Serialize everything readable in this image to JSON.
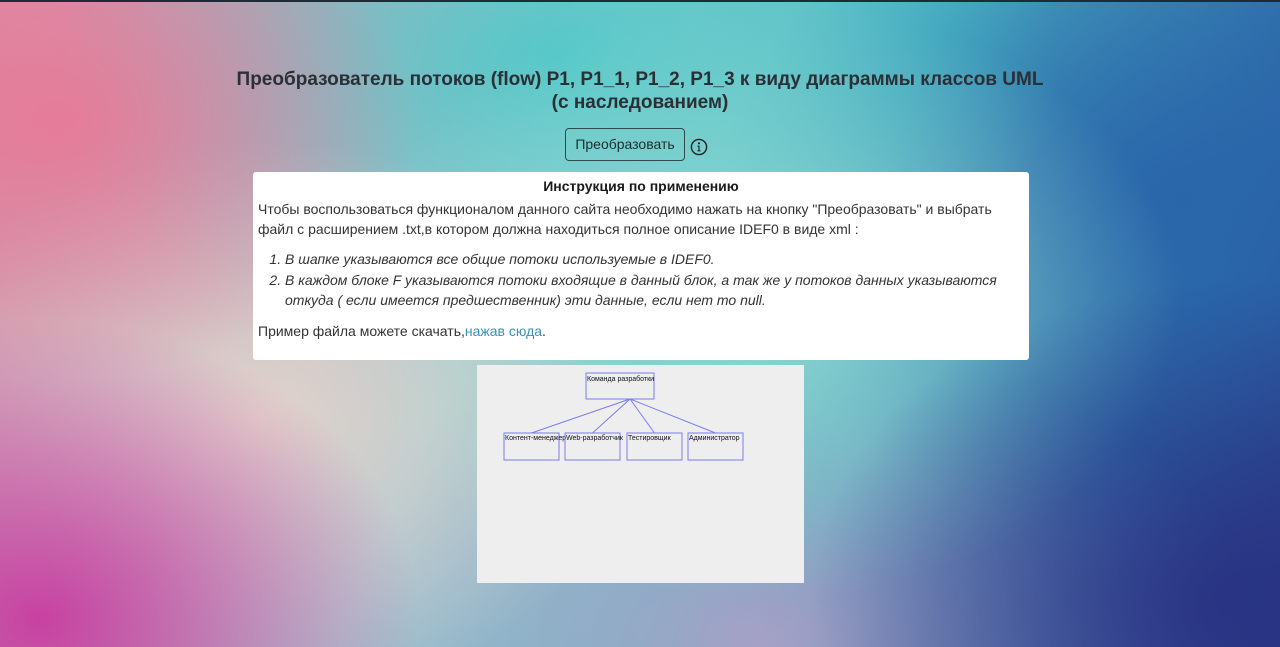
{
  "page": {
    "title": "Преобразователь потоков (flow) P1, P1_1, P1_2, P1_3 к виду диаграммы классов UML (с наследованием)",
    "convert_button": "Преобразовать",
    "info_icon": "info-circle-icon"
  },
  "instructions": {
    "heading": "Инструкция по применению",
    "intro": "Чтобы воспользоваться функционалом данного сайта необходимо нажать на кнопку \"Преобразовать\" и выбрать файл с расширением .txt,в котором должна находиться полное описание IDEF0 в виде xml :",
    "items": [
      "В шапке указываются все общие потоки используемые в IDEF0.",
      "В каждом блоке F указываются потоки входящие в данный блок, а так же у потоков данных указываются откуда ( если имеется предшественник) эти данные, если нет то null."
    ],
    "example_prefix": "Пример файла можете скачать,",
    "example_link": "нажав сюда",
    "example_suffix": "."
  },
  "diagram": {
    "parent": "Команда разработки",
    "children": [
      "Контент-менеджер",
      "Web-разработчик",
      "Тестировщик",
      "Администратор"
    ],
    "line_color": "#7b7bf0"
  }
}
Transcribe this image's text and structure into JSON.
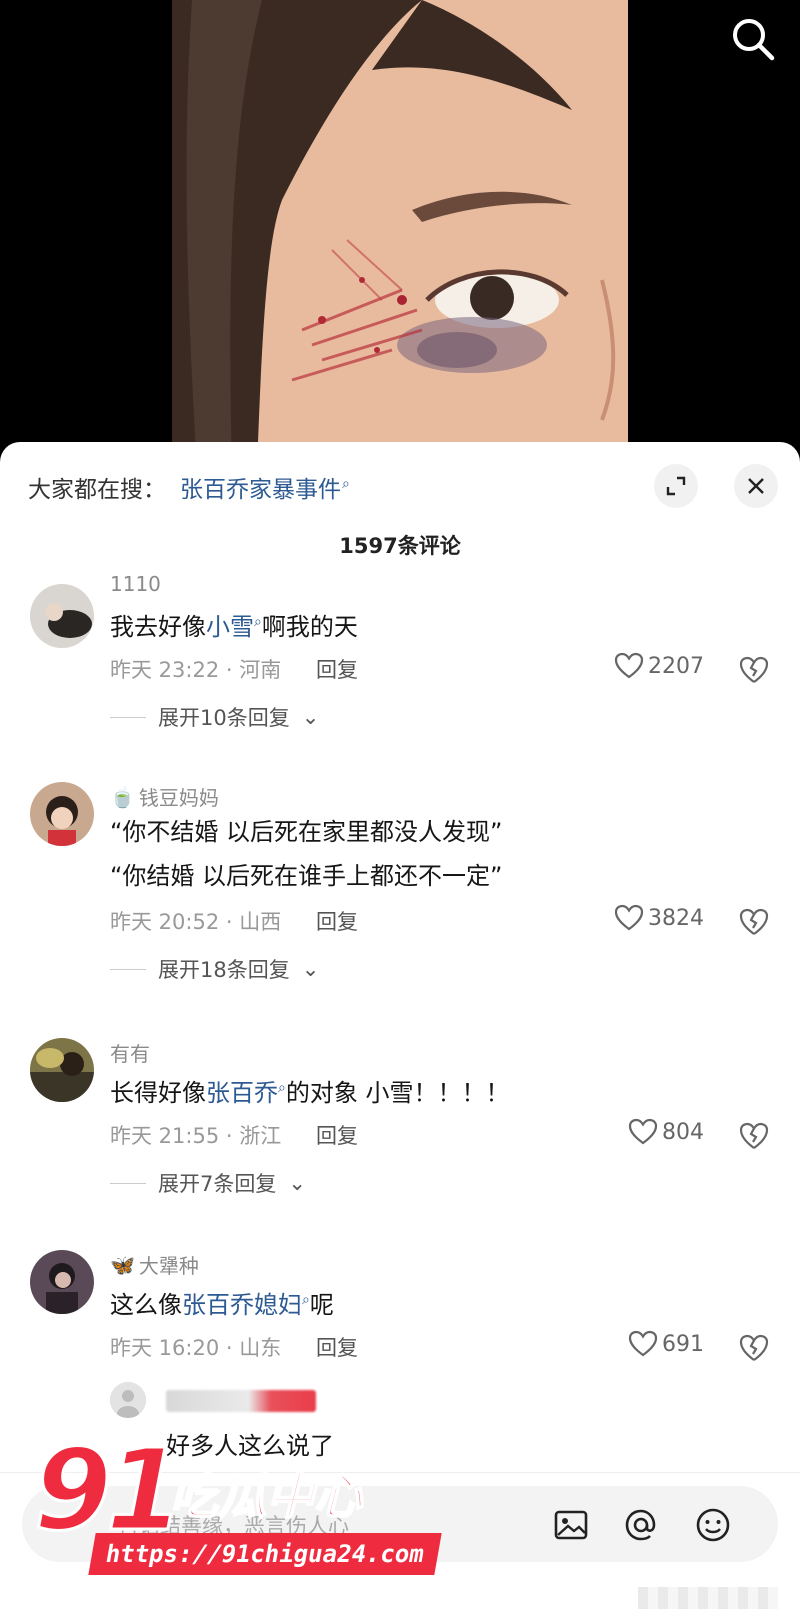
{
  "sheet": {
    "trending_label": "大家都在搜：",
    "trending_term": "张百乔家暴事件",
    "comment_count": "1597条评论"
  },
  "comments": [
    {
      "user": "1110",
      "text_parts": [
        "我去好像",
        "小雪",
        "啊我的天"
      ],
      "meta": "昨天 23:22 · 河南",
      "reply": "回复",
      "likes": "2207",
      "expand": "展开10条回复"
    },
    {
      "user_emoji": "🍵",
      "user": "钱豆妈妈",
      "line1": "“你不结婚 以后死在家里都没人发现”",
      "line2": "“你结婚 以后死在谁手上都还不一定”",
      "meta": "昨天 20:52 · 山西",
      "reply": "回复",
      "likes": "3824",
      "expand": "展开18条回复"
    },
    {
      "user": "有有",
      "text_parts": [
        "长得好像",
        "张百乔",
        "的对象  小雪！！！！"
      ],
      "meta": "昨天 21:55 · 浙江",
      "reply": "回复",
      "likes": "804",
      "expand": "展开7条回复"
    },
    {
      "user_emoji": "🦋",
      "user": "大犟种",
      "text_parts": [
        "这么像",
        "张百乔媳妇",
        "呢"
      ],
      "meta": "昨天 16:20 · 山东",
      "reply": "回复",
      "likes": "691"
    }
  ],
  "sub_reply": {
    "text": "好多人这么说了"
  },
  "input": {
    "placeholder": "善语结善缘，恶言伤人心"
  },
  "watermark": {
    "big": "91",
    "cn": "吃瓜中心",
    "url": "https://91chigua24.com"
  },
  "icons": [
    "search-icon",
    "expand-icon",
    "close-icon",
    "heart-icon",
    "broken-heart-icon",
    "image-icon",
    "at-icon",
    "emoji-icon"
  ]
}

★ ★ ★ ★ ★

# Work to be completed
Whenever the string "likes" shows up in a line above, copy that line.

# Answer section
      "likes": "2207",
      "likes": "3824",
      "likes": "804",
      "likes": "691"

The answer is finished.